Allen said: “Also, the guide horse for the blind man who’s afraid of dogs. Well if he’s blind, tell him it’s a rabbit or something. I’ve never heard of anything so stupid.
“This is the blind man scared of dogs hoping that a horse will guide him on his commute. Where are you going to take that for goodness sake? You can’t take it on the train, can you?”
Allen added that if Patel is afraid of dogs, “don’t give him anything at all then. Just give him a white stick”.
He then compared it to the BBC hiring a blind cameraman, saying: “I was sort of thinking to myself how does that work out? He’s blind – somebody’s going to have to say to him ‘little bit to the right, little bit to the left, little bit, oh, up, oh no missed it completely’. It just doesn’t work.
“I can understand people going ‘oh I want to be treated the same’, but I mean, you know, a joke’s a joke I think.”
Ofcom investigated after a listener complained Allen had made discriminatory comments about blind people.
LBC told the regulator the programme is centred around Allen’s “unique and acerbic take on the news of the day” and that his “very brief” commentary on this story had lasted under a minute.
The radio station added that Allen had been “expressing genuine surprise” at the Times story and had “rhetorically questioned the practicality of using a guide horse for assistance within an office space or on public transport”.
It also said Allen had put across the “valid point” that not all blind people use guide dogs, and added that the presenter was not aware a similar guide horse scheme already exists in the US.
LBC told Ofcom Allen was “aware that his comments may have had the capacity to offend” but that it was not his intention “to treat the blind community with insensitivity” and that he has a long history of working with the Royal National Institute of Blind People.
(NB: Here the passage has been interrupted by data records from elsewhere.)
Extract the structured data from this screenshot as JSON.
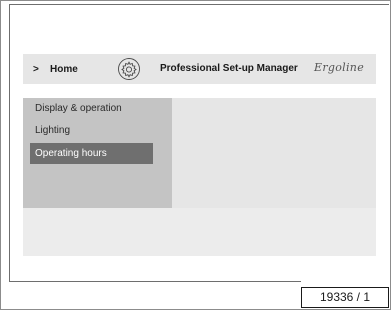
{
  "header": {
    "breadcrumb_chevron": ">",
    "home_label": "Home",
    "settings_icon": "gear-icon",
    "title": "Professional Set-up Manager",
    "brand": "Ergoline"
  },
  "menu": {
    "items": [
      {
        "label": "Display & operation",
        "selected": false
      },
      {
        "label": "Lighting",
        "selected": false
      },
      {
        "label": "Operating hours",
        "selected": true
      }
    ]
  },
  "figure_ref": "19336 / 1",
  "colors": {
    "header_bg": "#e6e6e6",
    "menu_bg": "#c4c4c4",
    "selected_bg": "#6f6f6f",
    "content_bg": "#e6e6e6"
  }
}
It said he has agreed to treat similar discussions with “more consideration” in future.
LBC also improved some of its compliance procedures because of the investigation, including giving specialised training with an emphasis on sensitivity around material relating to minority communities to its presenters and producers.
It assigned an additional producer to Allen’s show “with specific responsibility for compliance and control of the ‘dump button’”, and said its compliance team would carry out more sampling and monitoring of the programme.
Ofcom said it took into account LBC’s improvements but that it did not consider that the inclusion of the offensive material was justified by its context, making it in breach of Rule 2.3 of the Ofcom Broadcasting Code.
The broadcast regulator said that Allen’s comment “if he’s blind, tell him it’s a rabbit or something” seemed to imply blind people cannot differentiate between dogs and rabbits and could be interpreted as “belittling blind people and offering a highly pejorative view of them”.
Ofcom added: “In our view the potential offence was exacerbated by Steve Allen mocking the idea that the BBC had employed a blind cameraman.
“We considered that this was likely to have been interpreted by listeners as a further example of the presenter using a pejorative and discriminatory attitude to blind people.”
Ofcom also said Allen’s “acerbic” presenting style did not excuse “belittling the abilities of blind people in general, or more specifically a blind person who had chosen to equip himself with a guide horse”.
The brevity of his comments did not lessen the potential offence, which would also have been increased by Allen’s “clearly limited” understanding of the topic, Ofcom said.
The regulator found that Allen’s remarks “could be construed as offering a pejorative view about a group protected under the Equality Act 2010 without sufficient context”.